So many women I know say something like this: I don’t know when to stop eating. I need a zipper on my mouth and someone to pull it shut because I don’t know how to stop. I’m out of control around food. I’m an addict and food is my drug of choice. These thoughts and feelings make us feel bad about ourselves. We’re bright, accomplished women. We’re good wives, mothers, employees, business owners, and we feel out of control around food.

What if we changed our belief system? What if we hold the belief that we can become the experts about our own bodies, that we can partner with our bodies and learn to eat when we’re hungry and stop when we’re comfortable?

I remember standing in front of a group of 90 women who were looking to me as their weight loss guru and feeling like a fraud. Why? Because in mind, I had just “binged” on my fourth graham cracker. Not my fourth box, but my fourth cracker! It was at that moment that I realized that I needed to decide for myself what to eat, when to eat, and how much to eat. In other words, I could do this. I could develop a harmonious relationship with food and with my body. And those signals would come from within me. From this epiphany, BodySense was born and that was 15 years ago.

Here are the simple (but not necessarily easy) principles:

1. Eat whatever you want, keeping healthy nutrition in mind (I’ll address this next month).
2. But eat only when you’re hungry (explored in the April edition of Jill).
3. And stop when you’re comfortable/ full. Not when someone else tells you to stop or the serving size on the package says you’ve had enough but when your internal satiety feeling says: time to stop. I’ve had enough. (I know, you don’t believe have one, but you do.)

For some of us, though, enough is not enough. We have issues. We want food to fill our emotional abyss – and it can’t – but we keep trying. We need to remember that food is just fuel for the body and not a suave for our emotional wounds. For others of us, we’ve conditioned ourselves to believe that other people are the experts about our bodies. “They” know what’s best for us. And some of us have grown to believe that we can’t trust ourselves, that our bodies will betray us. On all counts, how sad!

Take this leap of faith with me. You can learn to eat when you’re hungry. And you can learn to stop when you’re comfortable/ full. Here’s a strategy that I’ve been using for the last fifteen years, ever since the graham cracker crisis.

I want you to picture an internal fuel gauge that is situated in your stomach and runs up to your breastbone. The numbers on the gauge read from zero to ten with zero being “ravenous” (I’m so hungry I can’t think and I want to eat out the supermarket) and ten being “stuffed” (so stuffed, I’ve made myself sick”). In the middle of the gauge is five which is “comfortable” (I could eat more, but I’ve had enough for now). So… if we eat mindfully, eating slowly, we can notice how our stomachs start to fill up as we move from a two – to a three – to a four – and to a five on the fuel gauge. At five we may be ready to stop eating, although some people feel better stopping at a six or a seven, which is in the “full” range. Notice we are not starting at a zero or a one, the ravenous danger zone and we are not stopping at an eight or a nine or a ten, the stuffed danger zone.

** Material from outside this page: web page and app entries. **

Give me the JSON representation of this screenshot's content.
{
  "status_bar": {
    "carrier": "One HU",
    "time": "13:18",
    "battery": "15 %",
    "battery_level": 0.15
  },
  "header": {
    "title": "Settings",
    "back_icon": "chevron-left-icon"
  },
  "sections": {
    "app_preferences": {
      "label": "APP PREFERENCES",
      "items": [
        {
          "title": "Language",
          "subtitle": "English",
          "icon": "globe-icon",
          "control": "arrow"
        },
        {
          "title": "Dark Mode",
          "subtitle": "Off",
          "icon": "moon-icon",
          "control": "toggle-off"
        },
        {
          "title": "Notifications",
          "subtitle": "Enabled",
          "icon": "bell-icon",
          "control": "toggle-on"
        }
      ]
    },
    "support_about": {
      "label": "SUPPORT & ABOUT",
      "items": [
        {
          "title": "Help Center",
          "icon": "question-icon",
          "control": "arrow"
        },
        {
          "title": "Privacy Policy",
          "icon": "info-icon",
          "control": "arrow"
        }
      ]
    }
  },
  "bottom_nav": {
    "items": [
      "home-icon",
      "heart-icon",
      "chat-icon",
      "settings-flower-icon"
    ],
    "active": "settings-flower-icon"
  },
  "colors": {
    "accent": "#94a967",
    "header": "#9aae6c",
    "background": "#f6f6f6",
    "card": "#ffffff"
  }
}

So try this fuel gauge strategy to determine when you are hungry and when you are comfortable/ full. As you use it, you will become an expert about your own body and your own hunger. Let me know if it works for you.

And finally, promise yourself, take a solemn vow, to feed yourself the very next time you get hungry!

Author's Bio: 

Ilene Leshinsky is a licensed clinical social worker with over 15 years of counseling experience. In her Plattsburgh-based private practice, she works with women
who desire more joy and fulfillment in their lives. Ilene’s BodySense program is open to women of all ages who want freedom from food and body obsessions and who want to develop a peaceful relationship with food and with their bodies. Ilene can be reached at 518-570-6164, or